(Exercise prompt) Please return each entry in the listing exactly.

++++++

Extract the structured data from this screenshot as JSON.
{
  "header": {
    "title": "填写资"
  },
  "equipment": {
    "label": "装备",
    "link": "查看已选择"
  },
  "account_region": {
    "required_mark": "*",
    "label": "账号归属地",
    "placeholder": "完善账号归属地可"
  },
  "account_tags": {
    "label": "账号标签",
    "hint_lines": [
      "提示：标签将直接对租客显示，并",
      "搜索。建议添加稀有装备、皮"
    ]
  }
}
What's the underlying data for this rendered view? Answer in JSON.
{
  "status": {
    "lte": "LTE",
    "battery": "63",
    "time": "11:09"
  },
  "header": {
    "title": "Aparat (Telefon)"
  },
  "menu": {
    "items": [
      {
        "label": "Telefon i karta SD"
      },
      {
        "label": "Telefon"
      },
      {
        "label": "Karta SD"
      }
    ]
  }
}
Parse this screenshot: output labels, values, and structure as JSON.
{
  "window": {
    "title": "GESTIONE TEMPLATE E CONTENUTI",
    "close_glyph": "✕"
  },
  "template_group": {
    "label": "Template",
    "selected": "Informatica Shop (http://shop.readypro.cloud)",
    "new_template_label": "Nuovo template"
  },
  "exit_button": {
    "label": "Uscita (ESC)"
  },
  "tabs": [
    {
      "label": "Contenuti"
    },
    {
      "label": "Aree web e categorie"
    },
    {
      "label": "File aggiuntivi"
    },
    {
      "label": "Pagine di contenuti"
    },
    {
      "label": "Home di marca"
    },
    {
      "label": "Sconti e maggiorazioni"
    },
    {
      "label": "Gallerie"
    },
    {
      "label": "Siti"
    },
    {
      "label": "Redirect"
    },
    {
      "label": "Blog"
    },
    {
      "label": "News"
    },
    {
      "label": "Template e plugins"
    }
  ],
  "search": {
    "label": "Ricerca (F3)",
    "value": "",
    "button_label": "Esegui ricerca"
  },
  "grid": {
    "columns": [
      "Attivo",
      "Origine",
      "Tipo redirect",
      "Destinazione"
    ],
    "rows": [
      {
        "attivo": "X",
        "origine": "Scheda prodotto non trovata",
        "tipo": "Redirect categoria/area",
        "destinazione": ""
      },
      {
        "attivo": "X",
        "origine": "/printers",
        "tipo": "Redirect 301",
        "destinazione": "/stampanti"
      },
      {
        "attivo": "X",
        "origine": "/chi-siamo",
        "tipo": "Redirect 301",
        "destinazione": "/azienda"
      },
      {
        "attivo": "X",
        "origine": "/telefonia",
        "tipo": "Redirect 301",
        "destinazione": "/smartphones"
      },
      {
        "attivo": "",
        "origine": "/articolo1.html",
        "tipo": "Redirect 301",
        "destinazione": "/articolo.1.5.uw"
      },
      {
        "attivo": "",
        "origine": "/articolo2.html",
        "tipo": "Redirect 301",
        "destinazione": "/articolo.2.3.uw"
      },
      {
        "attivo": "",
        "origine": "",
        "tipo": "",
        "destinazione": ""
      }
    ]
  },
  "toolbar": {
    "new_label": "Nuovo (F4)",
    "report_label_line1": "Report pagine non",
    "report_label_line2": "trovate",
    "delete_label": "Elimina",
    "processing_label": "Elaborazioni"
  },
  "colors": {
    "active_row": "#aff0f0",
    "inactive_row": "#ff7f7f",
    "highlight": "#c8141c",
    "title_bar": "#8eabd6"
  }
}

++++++

(Written solution)
Extract the structured data from this screenshot as JSON.
{
  "header": {
    "title": "填写资"
  },
  "equipment": {
    "label": "装备",
    "link": "查看已选择"
  },
  "account_region": {
    "required_mark": "*",
    "label": "账号归属地",
    "placeholder": "完善账号归属地可"
  },
  "account_tags": {
    "label": "账号标签",
    "hint_lines": [
      "提示：标签将直接对租客显示，并",
      "搜索。建议添加稀有装备、皮"
    ]
  }
}
What's the underlying data for this rendered view? Answer in JSON.
{
  "status": {
    "lte": "LTE",
    "battery": "63",
    "time": "11:09"
  },
  "header": {
    "title": "Aparat (Telefon)"
  },
  "menu": {
    "items": [
      {
        "label": "Telefon i karta SD"
      },
      {
        "label": "Telefon"
      },
      {
        "label": "Karta SD"
      }
    ]
  }
}
Parse this screenshot: output labels, values, and structure as JSON.
{
  "window": {
    "title": "GESTIONE TEMPLATE E CONTENUTI",
    "close_glyph": "✕"
  },
  "template_group": {
    "label": "Template",
    "selected": "Informatica Shop (http://shop.readypro.cloud)",
    "new_template_label": "Nuovo template"
  },
  "exit_button": {
    "label": "Uscita (ESC)"
  },
  "tabs": [
    {
      "label": "Contenuti"
    },
    {
      "label": "Aree web e categorie"
    },
    {
      "label": "File aggiuntivi"
    },
    {
      "label": "Pagine di contenuti"
    },
    {
      "label": "Home di marca"
    },
    {
      "label": "Sconti e maggiorazioni"
    },
    {
      "label": "Gallerie"
    },
    {
      "label": "Siti"
    },
    {
      "label": "Redirect"
    },
    {
      "label": "Blog"
    },
    {
      "label": "News"
    },
    {
      "label": "Template e plugins"
    }
  ],
  "search": {
    "label": "Ricerca (F3)",
    "value": "",
    "button_label": "Esegui ricerca"
  },
  "grid": {
    "columns": [
      "Attivo",
      "Origine",
      "Tipo redirect",
      "Destinazione"
    ],
    "rows": [
      {
        "attivo": "X",
        "origine": "Scheda prodotto non trovata",
        "tipo": "Redirect categoria/area",
        "destinazione": ""
      },
      {
        "attivo": "X",
        "origine": "/printers",
        "tipo": "Redirect 301",
        "destinazione": "/stampanti"
      },
      {
        "attivo": "X",
        "origine": "/chi-siamo",
        "tipo": "Redirect 301",
        "destinazione": "/azienda"
      },
      {
        "attivo": "X",
        "origine": "/telefonia",
        "tipo": "Redirect 301",
        "destinazione": "/smartphones"
      },
      {
        "attivo": "",
        "origine": "/articolo1.html",
        "tipo": "Redirect 301",
        "destinazione": "/articolo.1.5.uw"
      },
      {
        "attivo": "",
        "origine": "/articolo2.html",
        "tipo": "Redirect 301",
        "destinazione": "/articolo.2.3.uw"
      },
      {
        "attivo": "",
        "origine": "",
        "tipo": "",
        "destinazione": ""
      }
    ]
  },
  "toolbar": {
    "new_label": "Nuovo (F4)",
    "report_label_line1": "Report pagine non",
    "report_label_line2": "trovate",
    "delete_label": "Elimina",
    "processing_label": "Elaborazioni"
  },
  "colors": {
    "active_row": "#aff0f0",
    "inactive_row": "#ff7f7f",
    "highlight": "#c8141c",
    "title_bar": "#8eabd6"
  }
}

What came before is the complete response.